Woolwich is a district in south London, England, located in the London Borough of Greenwich. The area is identified in the London Plan as one of 35 major centres in Greater London.Woolwich formed part of Kent until 1889 when the County of London was created...

, Dublin, Belfast
Belfast
Belfast is the capital of and largest city in Northern Ireland. By population, it is the 14th biggest city in the United Kingdom and second biggest on the island of Ireland . It is the seat of the devolved government and legislative Northern Ireland Assembly...

, Malta
Malta
Malta , officially known as the Republic of Malta , is a Southern European country consisting of an archipelago situated in the centre of the Mediterranean, south of Sicily, east of Tunisia and north of Libya, with Gibraltar to the west and Alexandria to the east.Malta covers just over in...

, Gibraltar
Gibraltar
Gibraltar is a British overseas territory located on the southern end of the Iberian Peninsula at the entrance of the Mediterranean. A peninsula with an area of , it has a northern border with Andalusia, Spain. The Rock of Gibraltar is the major landmark of the region...

 and the Cape of Good Hope
Cape of Good Hope
The Cape of Good Hope is a rocky headland on the Atlantic coast of the Cape Peninsula, South Africa.There is a misconception that the Cape of Good Hope is the southern tip of Africa, because it was once believed to be the dividing point between the Atlantic and Indian Oceans. In fact, the...

.

In 1959 the Corps' Work Services was transferred to the civilian War Department Works Organization (later renamed Property Services Agency (PSA)) and by 1965 the (Specialist Teams Royal Engineers (STRE)) were formed to plan and execute Works projects worldwide.

British naval bases are traditionally named, commissioned, and administered as though they were naval ships. For this reason they are sometimes called stone frigate
Stone frigate
Stone frigate is a nickname for a naval establishment on land.
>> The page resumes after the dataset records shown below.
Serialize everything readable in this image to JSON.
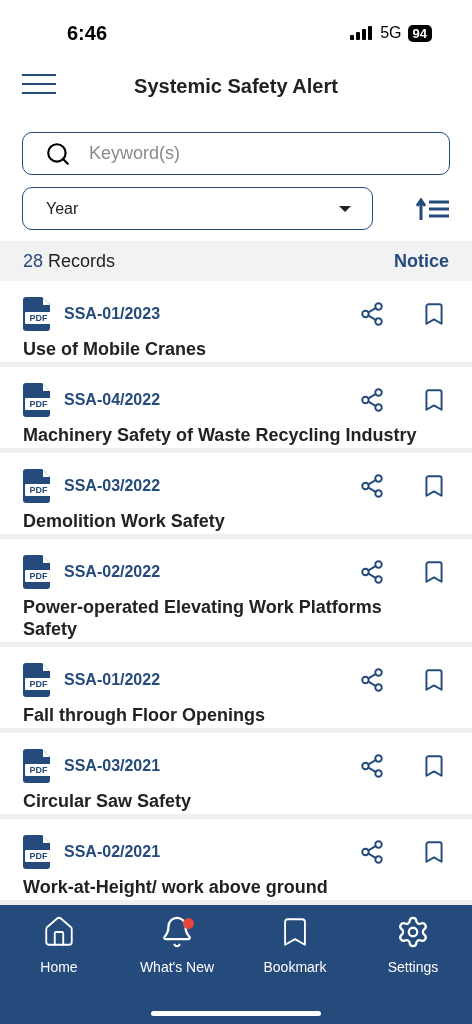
{
  "status_bar": {
    "time": "6:46",
    "network": "5G",
    "battery": "94"
  },
  "header": {
    "title": "Systemic Safety Alert"
  },
  "search": {
    "placeholder": "Keyword(s)"
  },
  "year_filter": {
    "value": "Year"
  },
  "summary": {
    "count": "28",
    "count_label": "Records",
    "notice": "Notice"
  },
  "records": [
    {
      "file_label": "PDF",
      "code": "SSA-01/2023",
      "title": "Use of Mobile Cranes"
    },
    {
      "file_label": "PDF",
      "code": "SSA-04/2022",
      "title": "Machinery Safety of Waste Recycling Industry"
    },
    {
      "file_label": "PDF",
      "code": "SSA-03/2022",
      "title": "Demolition Work Safety"
    },
    {
      "file_label": "PDF",
      "code": "SSA-02/2022",
      "title": "Power-operated Elevating Work Platforms Safety"
    },
    {
      "file_label": "PDF",
      "code": "SSA-01/2022",
      "title": "Fall through Floor Openings"
    },
    {
      "file_label": "PDF",
      "code": "SSA-03/2021",
      "title": "Circular Saw Safety"
    },
    {
      "file_label": "PDF",
      "code": "SSA-02/2021",
      "title": "Work-at-Height/ work above ground"
    }
  ],
  "tab_bar": [
    {
      "kind": "home",
      "label": "Home",
      "badge": false
    },
    {
      "kind": "bell",
      "label": "What's New",
      "badge": true
    },
    {
      "kind": "bookmark",
      "label": "Bookmark",
      "badge": false
    },
    {
      "kind": "settings",
      "label": "Settings",
      "badge": false
    }
  ]
}
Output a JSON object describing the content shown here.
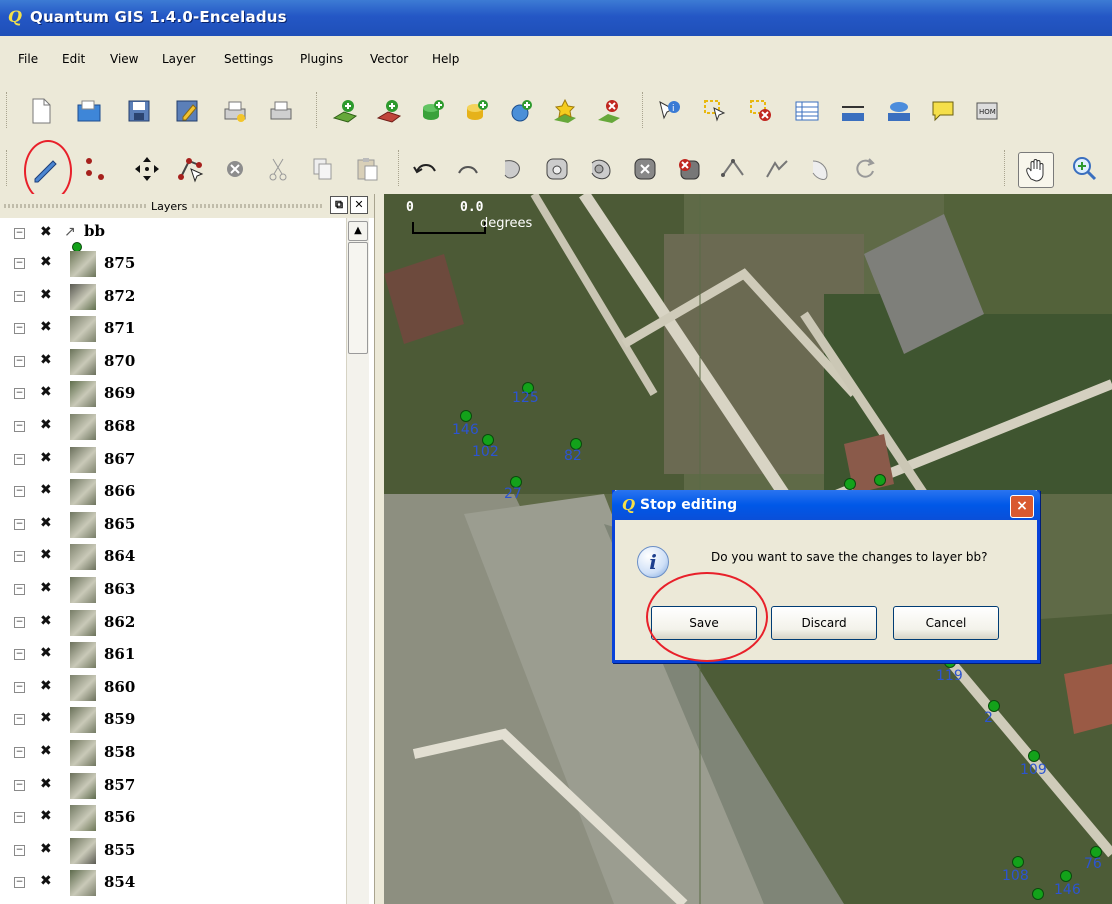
{
  "window": {
    "title": "Quantum GIS 1.4.0-Enceladus",
    "app_icon": "qgis-icon"
  },
  "menu": [
    "File",
    "Edit",
    "View",
    "Layer",
    "Settings",
    "Plugins",
    "Vector",
    "Help"
  ],
  "layers_panel": {
    "title": "Layers",
    "group": {
      "name": "bb",
      "icon": "line-edit-icon"
    },
    "items": [
      "875",
      "872",
      "871",
      "870",
      "869",
      "868",
      "867",
      "866",
      "865",
      "864",
      "863",
      "862",
      "861",
      "860",
      "859",
      "858",
      "857",
      "856",
      "855",
      "854"
    ]
  },
  "map": {
    "scalebar": {
      "zero": "0",
      "value": "0.0",
      "unit": "degrees"
    },
    "point_labels": [
      "125",
      "146",
      "102",
      "82",
      "27",
      "119",
      "2",
      "109",
      "108",
      "146",
      "76"
    ]
  },
  "dialog": {
    "title": "Stop editing",
    "message": "Do you want to save the changes to layer bb?",
    "buttons": {
      "save": "Save",
      "discard": "Discard",
      "cancel": "Cancel"
    },
    "close": "×"
  },
  "colors": {
    "titlebar": "#2457c5",
    "dialog_border": "#0842d9",
    "highlight": "#e8202a",
    "point": "#13a21a",
    "point_label": "#2c54d0"
  }
}
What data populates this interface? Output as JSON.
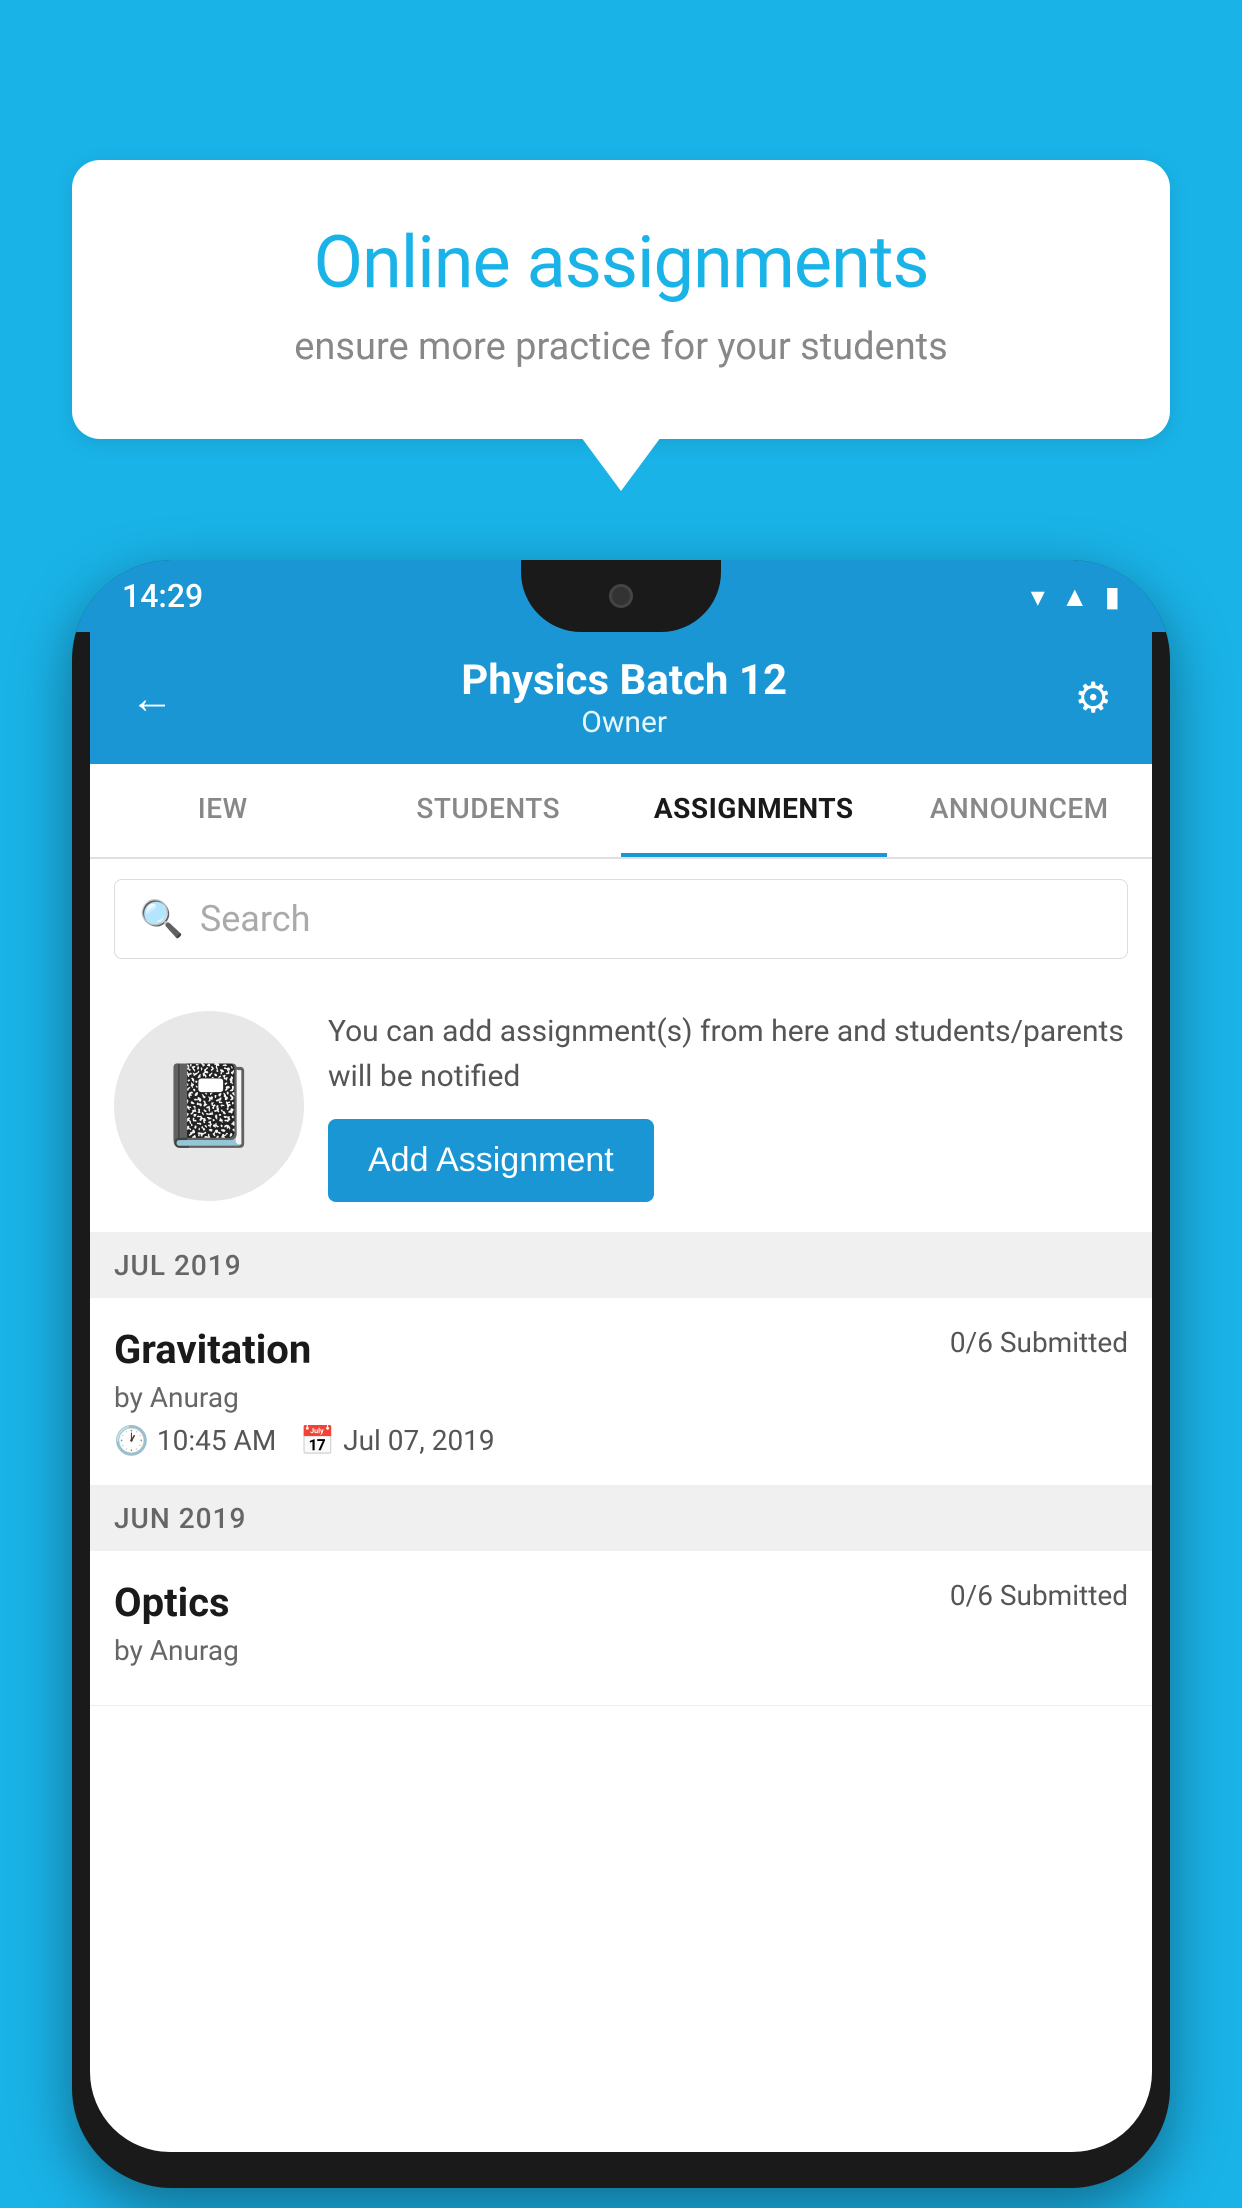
{
  "background_color": "#1ab3e8",
  "speech_bubble": {
    "title": "Online assignments",
    "subtitle": "ensure more practice for your students"
  },
  "phone": {
    "status_bar": {
      "time": "14:29",
      "icons": [
        "wifi",
        "signal",
        "battery"
      ]
    },
    "header": {
      "title": "Physics Batch 12",
      "subtitle": "Owner",
      "back_label": "←",
      "settings_label": "⚙"
    },
    "tabs": [
      {
        "label": "IEW",
        "active": false
      },
      {
        "label": "STUDENTS",
        "active": false
      },
      {
        "label": "ASSIGNMENTS",
        "active": true
      },
      {
        "label": "ANNOUNCEM",
        "active": false
      }
    ],
    "search": {
      "placeholder": "Search"
    },
    "info_card": {
      "description": "You can add assignment(s) from here and students/parents will be notified",
      "button_label": "Add Assignment"
    },
    "sections": [
      {
        "month": "JUL 2019",
        "assignments": [
          {
            "name": "Gravitation",
            "submitted": "0/6 Submitted",
            "author": "by Anurag",
            "time": "10:45 AM",
            "date": "Jul 07, 2019"
          }
        ]
      },
      {
        "month": "JUN 2019",
        "assignments": [
          {
            "name": "Optics",
            "submitted": "0/6 Submitted",
            "author": "by Anurag",
            "time": "",
            "date": ""
          }
        ]
      }
    ]
  }
}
The term has its origin in Britain's Royal Navy after its use of Diamond Rock, off Martinique, as a 'sloop of war' to harass the French...

s.

See also

  • Category:Military installations of NATO
  • Lists of military installations
  • Air Force Base
    Air Force Base
    An Air Force Base is a military airbase of any of a number of air forces, such as the United States Air Force or South African Air Force ....


External links